At the encouragement from Percy, I submitted something to a journal on my own. He’s working in a slightly different area so he couldn’t really advise me about the oral tradition of journals in my area. I had to wait for the right call because lots of journals seem to always have special issues instead of letting you submit anything whenever. So I waited a couple of years and then when the right special issue for my research came out, I submitted a paper and was rejected.

I got an email while traveling demanding to know why I hadn’t resubmitted my paper. I’d expected them to say “revise and resubmit” rather than “reject” if they wanted me to change something and send it back. That’s how things work in fields I know about. This is where a mentor would have been handy.

As it was, the notice that I could actually revise and resubmit came far too late–months after the initial rejection and after a resubmission deadline I hadn’t been informed of. I was snowed in on a train that wasn’t going anywhere for quite a long time. That there happened to be working free wireless at a station in the middle nowhere when nothing else was actually working was some kind of fluke. I was two days from a library without the blizzard that closed the tracks. So I had to write an apologetic email and give up the publication.
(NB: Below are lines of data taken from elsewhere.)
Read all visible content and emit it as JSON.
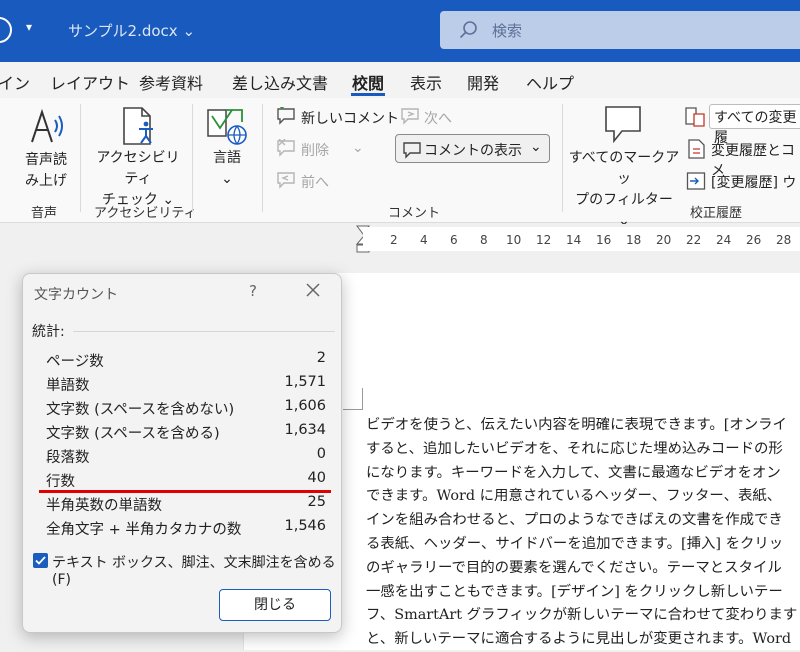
{
  "titlebar": {
    "filename": "サンプル2.docx",
    "search_placeholder": "検索"
  },
  "tabs": [
    "イン",
    "レイアウト",
    "参考資料",
    "差し込み文書",
    "校閲",
    "表示",
    "開発",
    "ヘルプ"
  ],
  "active_tab": "校閲",
  "ribbon": {
    "read_aloud": "音声読\nみ上げ",
    "read_aloud_line1": "音声読",
    "read_aloud_line2": "み上げ",
    "group_speech": "音声",
    "accessibility_line1": "アクセシビリティ",
    "accessibility_line2": "チェック ⌄",
    "group_accessibility": "アクセシビリティ",
    "language": "言語",
    "language_arrow": "⌄",
    "new_comment": "新しいコメント",
    "delete": "削除",
    "delete_arrow": "⌄",
    "previous": "前へ",
    "next": "次へ",
    "show_comments": "コメントの表示",
    "show_comments_arrow": "⌄",
    "group_comments": "コメント",
    "markup_filter_line1": "すべてのマークアッ",
    "markup_filter_line2": "プのフィルター ⌄",
    "all_changes": "すべての変更履",
    "track_changes": "変更履歴とコメ",
    "track_pane": "[変更履歴] ウ",
    "group_tracking": "校正履歴"
  },
  "ruler": [
    "2",
    "4",
    "6",
    "8",
    "10",
    "12",
    "14",
    "16",
    "18",
    "20",
    "22",
    "24",
    "26",
    "28"
  ],
  "document": {
    "lines": [
      "ビデオを使うと、伝えたい内容を明確に表現できます。[オンライ",
      "すると、追加したいビデオを、それに応じた埋め込みコードの形",
      "になります。キーワードを入力して、文書に最適なビデオをオン",
      "できます。Word に用意されているヘッダー、フッター、表紙、",
      "インを組み合わせると、プロのようなできばえの文書を作成でき",
      "る表紙、ヘッダー、サイドバーを追加できます。[挿入] をクリッ",
      "のギャラリーで目的の要素を選んでください。テーマとスタイル",
      "一感を出すこともできます。[デザイン] をクリックし新しいテー",
      "フ、SmartArt グラフィックが新しいテーマに合わせて変わります",
      "と、新しいテーマに適合するように見出しが変更されます。Word"
    ]
  },
  "dialog": {
    "title": "文字カウント",
    "help": "?",
    "stats_label": "統計:",
    "stats": [
      {
        "label": "ページ数",
        "value": "2"
      },
      {
        "label": "単語数",
        "value": "1,571"
      },
      {
        "label": "文字数 (スペースを含めない)",
        "value": "1,606"
      },
      {
        "label": "文字数 (スペースを含める)",
        "value": "1,634"
      },
      {
        "label": "段落数",
        "value": "0"
      },
      {
        "label": "行数",
        "value": "40"
      },
      {
        "label": "半角英数の単語数",
        "value": "25"
      },
      {
        "label": "全角文字 + 半角カタカナの数",
        "value": "1,546"
      }
    ],
    "include_textboxes": "テキスト ボックス、脚注、文末脚注を含める(F)",
    "include_checked": true,
    "close_button": "閉じる"
  },
  "colors": {
    "titlebar": "#185abd",
    "accent": "#1b5dbf",
    "highlight_line": "#e00000"
  }
}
Since the paper had been rejected, I’d already resigned myself to not getting the paper published and moved on with my life. I’d already waited a couple of years for an appropriately themed journal and I figure it would be a long while before something appropriate came up again. And by then the research would be seriously aged. I suppose I could have submitted it to a journal that didn’t stick to themed issues, but I’ve been told that it’s better not to publish in bad journals. I couldn’t think of any journal that I respected that didn’t do themed issues. Maybe it would have been better to publish in a journal with spotty quality than just to have conference proceedings; maybe it wouldn’t. This is someplace where some mentoring would have been helpful.

Really, this is something that should have happened in graduate school. Wesley shouldn’t have sent me out into the world with only conference proceedings under my belt. Even if conference proceedings are indeed the only thing that matter in the field, it would have been good for him to mentor me through just one journal article to familiarize me with the process.
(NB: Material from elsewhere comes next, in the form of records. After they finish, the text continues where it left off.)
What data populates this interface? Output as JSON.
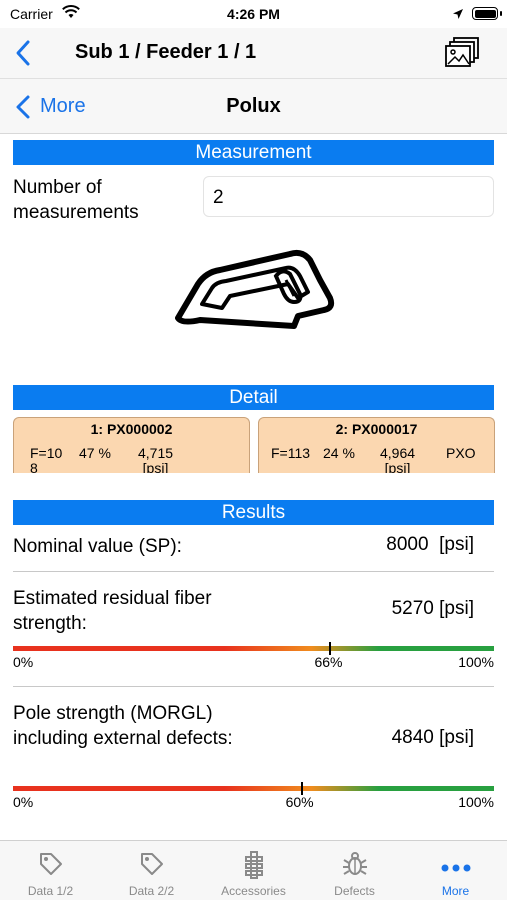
{
  "status": {
    "carrier": "Carrier",
    "time": "4:26 PM"
  },
  "nav": {
    "title": "Sub 1 / Feeder 1 / 1",
    "back_label": "More",
    "screen_title": "Polux"
  },
  "measurement": {
    "header": "Measurement",
    "count_label": "Number of measurements",
    "count_value": "2"
  },
  "detail": {
    "header": "Detail",
    "cards": [
      {
        "title": "1:  PX000002",
        "f": "F=10\n8",
        "pct": "47 %",
        "val": "4,715",
        "unit": "[psi]",
        "extra": ""
      },
      {
        "title": "2:  PX000017",
        "f": "F=113",
        "pct": "24 %",
        "val": "4,964",
        "unit": "[psi]",
        "extra": "PXO"
      }
    ]
  },
  "results": {
    "header": "Results",
    "nominal": {
      "label": "Nominal value (SP):",
      "value": "8000",
      "unit": "[psi]"
    },
    "residual": {
      "label": "Estimated residual fiber strength:",
      "value": "5270",
      "unit": "[psi]",
      "bar_level": 0.66,
      "min": "0%",
      "mark": "66%",
      "max": "100%"
    },
    "pole": {
      "label": "Pole strength (MORGL) including external defects:",
      "value": "4840",
      "unit": "[psi]",
      "bar_level": 0.6,
      "min": "0%",
      "mark": "60%",
      "max": "100%"
    }
  },
  "tabs": [
    {
      "label": "Data 1/2",
      "icon": "tag-icon"
    },
    {
      "label": "Data 2/2",
      "icon": "tag-icon"
    },
    {
      "label": "Accessories",
      "icon": "insulator-icon"
    },
    {
      "label": "Defects",
      "icon": "bug-icon"
    },
    {
      "label": "More",
      "icon": "more-dots-icon",
      "active": true
    }
  ],
  "colors": {
    "accent": "#0a7cf0",
    "link": "#1a73e8",
    "card": "#fbd7b0"
  }
}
I hear my partner’s half of these conversations on the phone all the time. I hear him say things like, “Most journals will send your resubmission back to the same referees, so you should throw in some footnotes to address their concerns even though they seem a bit off topic. But journal XYZ often sends papers to different referees, so if you think the first referees were off-base, just send it back and see if you get someone without a pet axe to grind the next time around.” Or he’ll say, “You should make the changes suggested by the first referee, but the second referee is from space. Just write the editor explaining why referee two is completely wrong and see if they accept that in lieu of changes that make no sense.” I think I’ve even heard him say, “Journal ABC often says ‘revise and resubmit’ but I’ve never heard of them actually accepting a revision. Revise your paper and send it to journal JKL instead.”
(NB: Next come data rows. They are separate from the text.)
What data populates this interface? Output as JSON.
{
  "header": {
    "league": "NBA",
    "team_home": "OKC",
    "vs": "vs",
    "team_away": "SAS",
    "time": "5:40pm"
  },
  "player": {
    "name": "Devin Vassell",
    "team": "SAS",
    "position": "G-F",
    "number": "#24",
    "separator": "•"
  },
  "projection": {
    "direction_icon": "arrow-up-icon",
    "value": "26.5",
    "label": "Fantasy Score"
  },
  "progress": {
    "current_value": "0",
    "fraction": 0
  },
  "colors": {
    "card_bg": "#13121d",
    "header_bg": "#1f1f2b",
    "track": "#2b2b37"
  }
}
Wesley should’ve mentored me through the process of publishing. He should have told me when he thought I had something publishable. He should’ve told me the best place to send it. When it was rejected, he should have said something like, “Oh, journal QRS will probably still print your article. They always say ‘reject’ when they really mean ‘revise and resubmit,’ so revise your article and send it right back.” Or he could have said something like, “Oh, journal LMN always says they have themes for their issues, but they’ll take other topics as well. Just fix up the article and send it to LMN now instead of waiting for someone to come up with an appropriate special issue.” Not having publications probably hurts me on the job market. Had Wesley done his job, I would have had a publication outside of conference proceedings before getting my PhD. As it was, Wesley just encouraged students to submit to ICMC which involved less work on his part and taught us nothing about the lay of the land with regards to journals.

Leave a Reply

Your email address will not be published. Required fields are marked *